__YOUR INSTRUCTIONS__: Give all of the data below again exactly, and drop the images.

===

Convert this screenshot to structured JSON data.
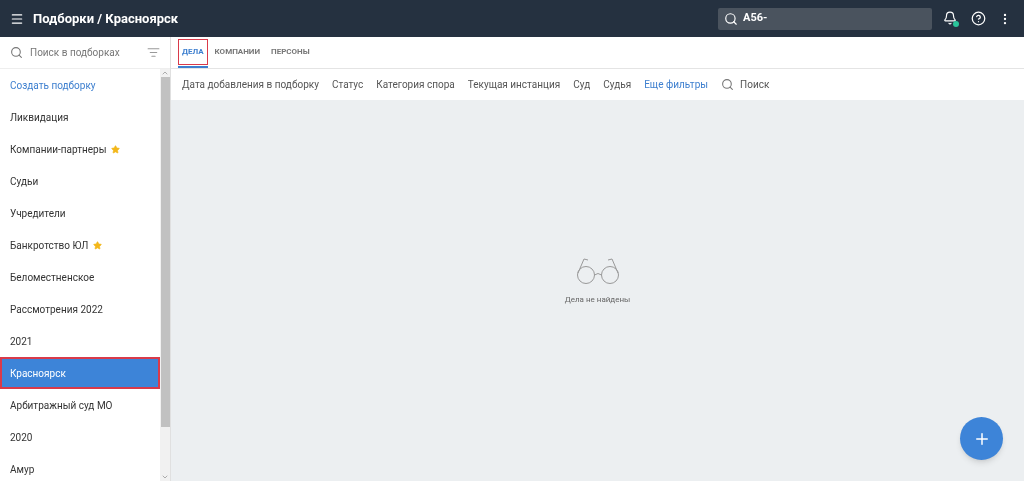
{
  "header": {
    "title": "Подборки / Красноярск",
    "search_value": "А56-",
    "notification_dot": true
  },
  "sidebar": {
    "search_placeholder": "Поиск в подборках",
    "items": [
      {
        "label": "Создать подборку",
        "kind": "create",
        "starred": false,
        "selected": false
      },
      {
        "label": "Ликвидация",
        "kind": "folder",
        "starred": false,
        "selected": false
      },
      {
        "label": "Компании-партнеры",
        "kind": "folder",
        "starred": true,
        "selected": false
      },
      {
        "label": "Судьи",
        "kind": "folder",
        "starred": false,
        "selected": false
      },
      {
        "label": "Учредители",
        "kind": "folder",
        "starred": false,
        "selected": false
      },
      {
        "label": "Банкротство ЮЛ",
        "kind": "folder",
        "starred": true,
        "selected": false
      },
      {
        "label": "Беломестненское",
        "kind": "folder",
        "starred": false,
        "selected": false
      },
      {
        "label": "Рассмотрения 2022",
        "kind": "folder",
        "starred": false,
        "selected": false
      },
      {
        "label": "2021",
        "kind": "folder",
        "starred": false,
        "selected": false
      },
      {
        "label": "Красноярск",
        "kind": "folder",
        "starred": false,
        "selected": true
      },
      {
        "label": "Арбитражный суд МО",
        "kind": "folder",
        "starred": false,
        "selected": false
      },
      {
        "label": "2020",
        "kind": "folder",
        "starred": false,
        "selected": false
      },
      {
        "label": "Амур",
        "kind": "folder",
        "starred": false,
        "selected": false
      }
    ]
  },
  "tabs": [
    {
      "label": "ДЕЛА",
      "selected": true
    },
    {
      "label": "КОМПАНИИ",
      "selected": false
    },
    {
      "label": "ПЕРСОНЫ",
      "selected": false
    }
  ],
  "filters": [
    {
      "label": "Дата добавления в подборку",
      "kind": "filter"
    },
    {
      "label": "Статус",
      "kind": "filter"
    },
    {
      "label": "Категория спора",
      "kind": "filter"
    },
    {
      "label": "Текущая инстанция",
      "kind": "filter"
    },
    {
      "label": "Суд",
      "kind": "filter"
    },
    {
      "label": "Судья",
      "kind": "filter"
    },
    {
      "label": "Еще фильтры",
      "kind": "link"
    },
    {
      "label": "Поиск",
      "kind": "search"
    }
  ],
  "empty_state": {
    "message": "Дела не найдены"
  }
}
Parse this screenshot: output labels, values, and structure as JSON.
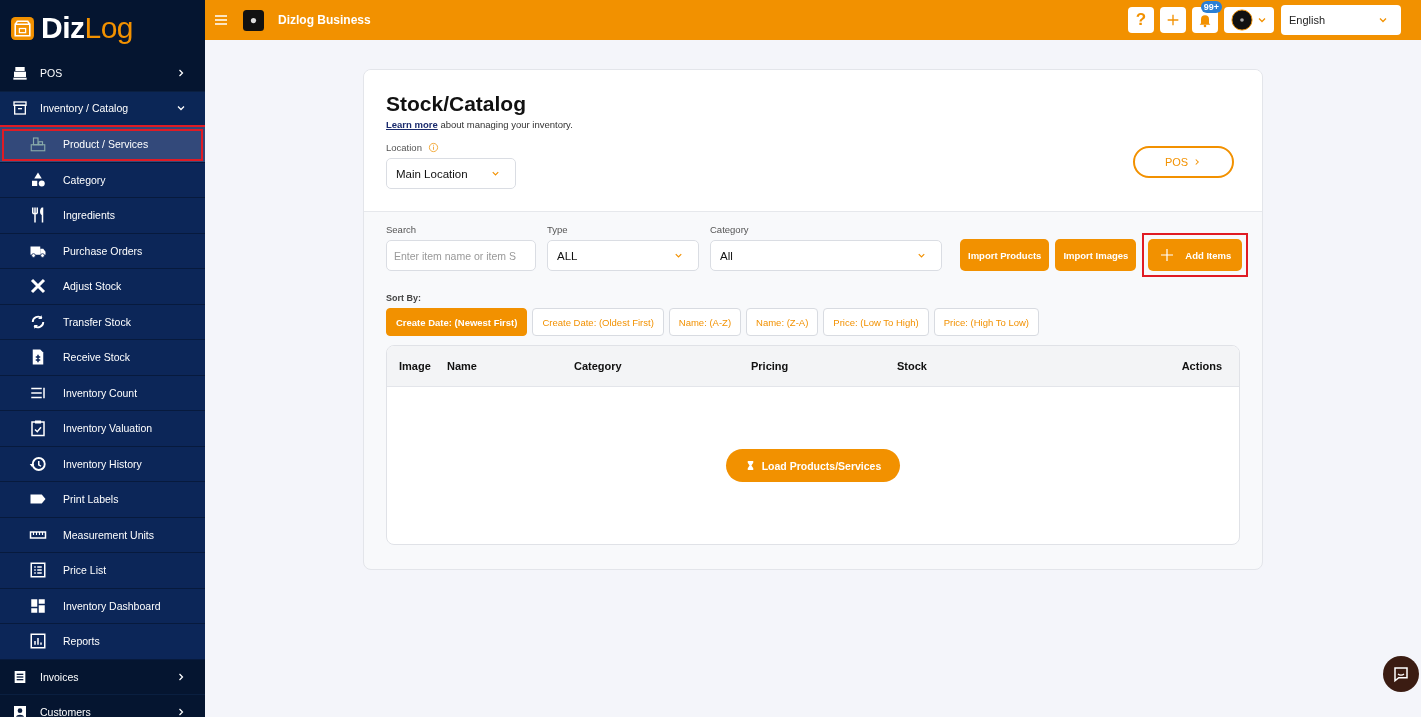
{
  "sidebar": {
    "logo_text": "Diz",
    "logo_accent": "Log",
    "items": [
      {
        "label": "POS",
        "expanded": false,
        "highlighted": false
      },
      {
        "label": "Inventory / Catalog",
        "expanded": true,
        "highlighted": true,
        "children": [
          {
            "label": "Product / Services",
            "selected": true,
            "highlighted": true
          },
          {
            "label": "Category",
            "selected": false,
            "highlighted": false
          },
          {
            "label": "Ingredients",
            "selected": false,
            "highlighted": false
          },
          {
            "label": "Purchase Orders",
            "selected": false,
            "highlighted": false
          },
          {
            "label": "Adjust Stock",
            "selected": false,
            "highlighted": false
          },
          {
            "label": "Transfer Stock",
            "selected": false,
            "highlighted": false
          },
          {
            "label": "Receive Stock",
            "selected": false,
            "highlighted": false
          },
          {
            "label": "Inventory Count",
            "selected": false,
            "highlighted": false
          },
          {
            "label": "Inventory Valuation",
            "selected": false,
            "highlighted": false
          },
          {
            "label": "Inventory History",
            "selected": false,
            "highlighted": false
          },
          {
            "label": "Print Labels",
            "selected": false,
            "highlighted": false
          },
          {
            "label": "Measurement Units",
            "selected": false,
            "highlighted": false
          },
          {
            "label": "Price List",
            "selected": false,
            "highlighted": false
          },
          {
            "label": "Inventory Dashboard",
            "selected": false,
            "highlighted": false
          },
          {
            "label": "Reports",
            "selected": false,
            "highlighted": false
          }
        ]
      },
      {
        "label": "Invoices",
        "expanded": false,
        "highlighted": false
      },
      {
        "label": "Customers",
        "expanded": false
      }
    ]
  },
  "topbar": {
    "business_name": "Dizlog Business",
    "help": "?",
    "notification_badge": "99+",
    "language": "English"
  },
  "page": {
    "title": "Stock/Catalog",
    "learn_more": "Learn more",
    "description": " about managing your inventory.",
    "location": {
      "label": "Location",
      "value": "Main Location"
    },
    "pos_button": "POS",
    "filters": {
      "search": {
        "label": "Search",
        "placeholder": "Enter item name or item S"
      },
      "type": {
        "label": "Type",
        "value": "ALL"
      },
      "category": {
        "label": "Category",
        "value": "All"
      }
    },
    "actions": [
      {
        "label": "Import Products",
        "kind": "plain",
        "highlighted": false
      },
      {
        "label": "Import Images",
        "kind": "plain",
        "highlighted": false
      },
      {
        "label": "Add Items",
        "kind": "add",
        "highlighted": true
      }
    ],
    "sort": {
      "label": "Sort By:",
      "options": [
        {
          "label": "Create Date: (Newest First)",
          "selected": true
        },
        {
          "label": "Create Date: (Oldest First)",
          "selected": false
        },
        {
          "label": "Name: (A-Z)",
          "selected": false
        },
        {
          "label": "Name: (Z-A)",
          "selected": false
        },
        {
          "label": "Price: (Low To High)",
          "selected": false
        },
        {
          "label": "Price: (High To Low)",
          "selected": false
        }
      ]
    },
    "table": {
      "columns": [
        "Image",
        "Name",
        "Category",
        "Pricing",
        "Stock",
        "Actions"
      ],
      "load_button": "Load Products/Services"
    }
  }
}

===

__REPLY TO THE TASK__:
Convert this screenshot to structured JSON data.
{
  "header": {
    "title": "Подборки / Красноярск",
    "search_value": "А56-",
    "notification_dot": true
  },
  "sidebar": {
    "search_placeholder": "Поиск в подборках",
    "items": [
      {
        "label": "Создать подборку",
        "kind": "create",
        "starred": false,
        "selected": false
      },
      {
        "label": "Ликвидация",
        "kind": "folder",
        "starred": false,
        "selected": false
      },
      {
        "label": "Компании-партнеры",
        "kind": "folder",
        "starred": true,
        "selected": false
      },
      {
        "label": "Судьи",
        "kind": "folder",
        "starred": false,
        "selected": false
      },
      {
        "label": "Учредители",
        "kind": "folder",
        "starred": false,
        "selected": false
      },
      {
        "label": "Банкротство ЮЛ",
        "kind": "folder",
        "starred": true,
        "selected": false
      },
      {
        "label": "Беломестненское",
        "kind": "folder",
        "starred": false,
        "selected": false
      },
      {
        "label": "Рассмотрения 2022",
        "kind": "folder",
        "starred": false,
        "selected": false
      },
      {
        "label": "2021",
        "kind": "folder",
        "starred": false,
        "selected": false
      },
      {
        "label": "Красноярск",
        "kind": "folder",
        "starred": false,
        "selected": true
      },
      {
        "label": "Арбитражный суд МО",
        "kind": "folder",
        "starred": false,
        "selected": false
      },
      {
        "label": "2020",
        "kind": "folder",
        "starred": false,
        "selected": false
      },
      {
        "label": "Амур",
        "kind": "folder",
        "starred": false,
        "selected": false
      }
    ]
  },
  "tabs": [
    {
      "label": "ДЕЛА",
      "selected": true
    },
    {
      "label": "КОМПАНИИ",
      "selected": false
    },
    {
      "label": "ПЕРСОНЫ",
      "selected": false
    }
  ],
  "filters": [
    {
      "label": "Дата добавления в подборку",
      "kind": "filter"
    },
    {
      "label": "Статус",
      "kind": "filter"
    },
    {
      "label": "Категория спора",
      "kind": "filter"
    },
    {
      "label": "Текущая инстанция",
      "kind": "filter"
    },
    {
      "label": "Суд",
      "kind": "filter"
    },
    {
      "label": "Судья",
      "kind": "filter"
    },
    {
      "label": "Еще фильтры",
      "kind": "link"
    },
    {
      "label": "Поиск",
      "kind": "search"
    }
  ],
  "empty_state": {
    "message": "Дела не найдены"
  }
}
Parse this screenshot: output labels, values, and structure as JSON.
{
  "sidebar": {
    "logo_text": "Diz",
    "logo_accent": "Log",
    "items": [
      {
        "label": "POS",
        "expanded": false,
        "highlighted": false
      },
      {
        "label": "Inventory / Catalog",
        "expanded": true,
        "highlighted": true,
        "children": [
          {
            "label": "Product / Services",
            "selected": true,
            "highlighted": true
          },
          {
            "label": "Category",
            "selected": false,
            "highlighted": false
          },
          {
            "label": "Ingredients",
            "selected": false,
            "highlighted": false
          },
          {
            "label": "Purchase Orders",
            "selected": false,
            "highlighted": false
          },
          {
            "label": "Adjust Stock",
            "selected": false,
            "highlighted": false
          },
          {
            "label": "Transfer Stock",
            "selected": false,
            "highlighted": false
          },
          {
            "label": "Receive Stock",
            "selected": false,
            "highlighted": false
          },
          {
            "label": "Inventory Count",
            "selected": false,
            "highlighted": false
          },
          {
            "label": "Inventory Valuation",
            "selected": false,
            "highlighted": false
          },
          {
            "label": "Inventory History",
            "selected": false,
            "highlighted": false
          },
          {
            "label": "Print Labels",
            "selected": false,
            "highlighted": false
          },
          {
            "label": "Measurement Units",
            "selected": false,
            "highlighted": false
          },
          {
            "label": "Price List",
            "selected": false,
            "highlighted": false
          },
          {
            "label": "Inventory Dashboard",
            "selected": false,
            "highlighted": false
          },
          {
            "label": "Reports",
            "selected": false,
            "highlighted": false
          }
        ]
      },
      {
        "label": "Invoices",
        "expanded": false,
        "highlighted": false
      },
      {
        "label": "Customers",
        "expanded": false
      }
    ]
  },
  "topbar": {
    "business_name": "Dizlog Business",
    "help": "?",
    "notification_badge": "99+",
    "language": "English"
  },
  "page": {
    "title": "Stock/Catalog",
    "learn_more": "Learn more",
    "description": " about managing your inventory.",
    "location": {
      "label": "Location",
      "value": "Main Location"
    },
    "pos_button": "POS",
    "filters": {
      "search": {
        "label": "Search",
        "placeholder": "Enter item name or item S"
      },
      "type": {
        "label": "Type",
        "value": "ALL"
      },
      "category": {
        "label": "Category",
        "value": "All"
      }
    },
    "actions": [
      {
        "label": "Import Products",
        "kind": "plain",
        "highlighted": false
      },
      {
        "label": "Import Images",
        "kind": "plain",
        "highlighted": false
      },
      {
        "label": "Add Items",
        "kind": "add",
        "highlighted": true
      }
    ],
    "sort": {
      "label": "Sort By:",
      "options": [
        {
          "label": "Create Date: (Newest First)",
          "selected": true
        },
        {
          "label": "Create Date: (Oldest First)",
          "selected": false
        },
        {
          "label": "Name: (A-Z)",
          "selected": false
        },
        {
          "label": "Name: (Z-A)",
          "selected": false
        },
        {
          "label": "Price: (Low To High)",
          "selected": false
        },
        {
          "label": "Price: (High To Low)",
          "selected": false
        }
      ]
    },
    "table": {
      "columns": [
        "Image",
        "Name",
        "Category",
        "Pricing",
        "Stock",
        "Actions"
      ],
      "load_button": "Load Products/Services"
    }
  }
}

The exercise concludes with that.